While a popular social media page is definitely an effective way to drive sales, you should recognise that many customers are skeptical about follower counts to the number of times a post has been liked. Instead, they will look to customer reviews as their primary guide when choosing whether or not to buy your products. BrightLocal has found that 82% of consumers read online reviews of local businesses, 91% of these same consumers say positive reviews make them more likely to use a business, and 76% trust online reviews as much as recommendations from family and friends.
The key point here is simple: encourage customers to leave a review. Ask them to do you a favour and leave reviews regularly, and you’ll soon build up an impressive arsenal of social proof.
Next, make sure to continually monitor how well your social media campaigns perform. This is important for two reasons – short and long term success.
When you first begin marketing on social media, don’t expect to create a killer campaign right out of the gate. Slow and steady wins the game here. It’s important to assess the level of engagement every quarter in order to make the most of your marketing dollars. Conversely, it’s also important to respond to short-term trends. If you see one of your posts start to go viral, give it that extra push of promotion needed to really explode.
This assessment should ideally be done through a fully developed social listening system, in which you monitor multiple social media channels for mentions of your brand. Initially, however, it is often enough to just track the success (or otherwise) of each post in order to learn what works and what doesn’t.

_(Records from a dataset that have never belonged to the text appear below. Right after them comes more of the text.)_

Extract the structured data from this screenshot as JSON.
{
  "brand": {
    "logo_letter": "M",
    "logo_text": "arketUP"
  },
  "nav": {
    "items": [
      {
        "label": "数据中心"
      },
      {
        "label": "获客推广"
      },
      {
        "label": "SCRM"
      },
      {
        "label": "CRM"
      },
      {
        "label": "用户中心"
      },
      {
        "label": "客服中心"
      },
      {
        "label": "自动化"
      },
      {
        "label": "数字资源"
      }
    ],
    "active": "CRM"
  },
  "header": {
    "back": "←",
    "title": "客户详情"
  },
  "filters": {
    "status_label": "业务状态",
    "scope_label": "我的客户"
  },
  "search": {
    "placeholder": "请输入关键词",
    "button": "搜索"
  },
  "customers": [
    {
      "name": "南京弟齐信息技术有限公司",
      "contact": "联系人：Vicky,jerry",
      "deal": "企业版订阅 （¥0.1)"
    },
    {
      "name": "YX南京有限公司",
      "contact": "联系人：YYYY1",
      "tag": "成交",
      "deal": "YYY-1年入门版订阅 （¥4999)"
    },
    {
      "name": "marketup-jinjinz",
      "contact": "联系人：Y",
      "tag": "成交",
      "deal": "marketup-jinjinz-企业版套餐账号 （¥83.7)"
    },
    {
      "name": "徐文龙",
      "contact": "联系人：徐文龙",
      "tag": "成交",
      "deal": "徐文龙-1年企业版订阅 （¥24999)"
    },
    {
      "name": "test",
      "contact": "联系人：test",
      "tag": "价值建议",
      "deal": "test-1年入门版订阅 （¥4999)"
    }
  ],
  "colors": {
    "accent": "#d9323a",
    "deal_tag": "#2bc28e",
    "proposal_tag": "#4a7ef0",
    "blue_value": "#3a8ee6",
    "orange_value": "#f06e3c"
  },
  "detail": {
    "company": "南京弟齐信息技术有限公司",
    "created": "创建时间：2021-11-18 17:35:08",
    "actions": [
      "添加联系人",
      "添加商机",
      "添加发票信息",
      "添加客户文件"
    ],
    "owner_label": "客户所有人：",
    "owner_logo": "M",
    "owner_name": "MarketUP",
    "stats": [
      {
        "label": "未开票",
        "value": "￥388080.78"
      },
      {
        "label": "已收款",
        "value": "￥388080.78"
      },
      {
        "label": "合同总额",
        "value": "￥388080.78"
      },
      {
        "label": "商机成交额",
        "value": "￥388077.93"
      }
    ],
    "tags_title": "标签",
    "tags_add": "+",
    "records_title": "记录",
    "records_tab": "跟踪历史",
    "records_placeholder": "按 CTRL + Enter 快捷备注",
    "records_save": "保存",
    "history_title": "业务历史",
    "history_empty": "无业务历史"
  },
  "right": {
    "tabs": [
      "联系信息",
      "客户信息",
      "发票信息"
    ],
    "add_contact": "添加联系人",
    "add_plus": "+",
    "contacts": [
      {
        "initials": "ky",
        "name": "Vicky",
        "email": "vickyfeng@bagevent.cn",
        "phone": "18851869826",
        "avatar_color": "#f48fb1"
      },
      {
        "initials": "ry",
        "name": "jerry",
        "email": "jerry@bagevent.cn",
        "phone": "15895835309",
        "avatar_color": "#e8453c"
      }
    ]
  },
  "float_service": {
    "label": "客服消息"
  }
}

Finally, don’t be scared about all this stuff. The brands that do best on social media are those that are brave and take risks in order to build a genuinely unique voice. Research has found that 86% of buyers are willing to pay more to buy from a brand that they have an emotional connection with. Social media is the most powerful tool available for creating that kind of connection.
Being authentic means developing a unique brand voice, particularly through the careful use of humour. Equally, it can involve an unusual but instantly recognisable visual style. The important thing is to know who your customers are and what resonates with them.
Ultimately, using social media for ecommerce marketing should be thought of as more of a process than an event. As you get deeper into the world of social media marketing, you’ll learn what works best for your brand and audience, and what doesn’t. Just remember that you’re in it for the long haul, not instant success. All this effort will be rewarded down the road: investment in ecommerce tools was crucial for those brands that did well during the lockdown, and will be critical for brands to survive the difficult next few years.
Brian Skewes is a technologist into deconstruction. Over two decades of self-employment, he has accumulated a wealth of inadvertent real-world lessons related to building, running, and preserving a small company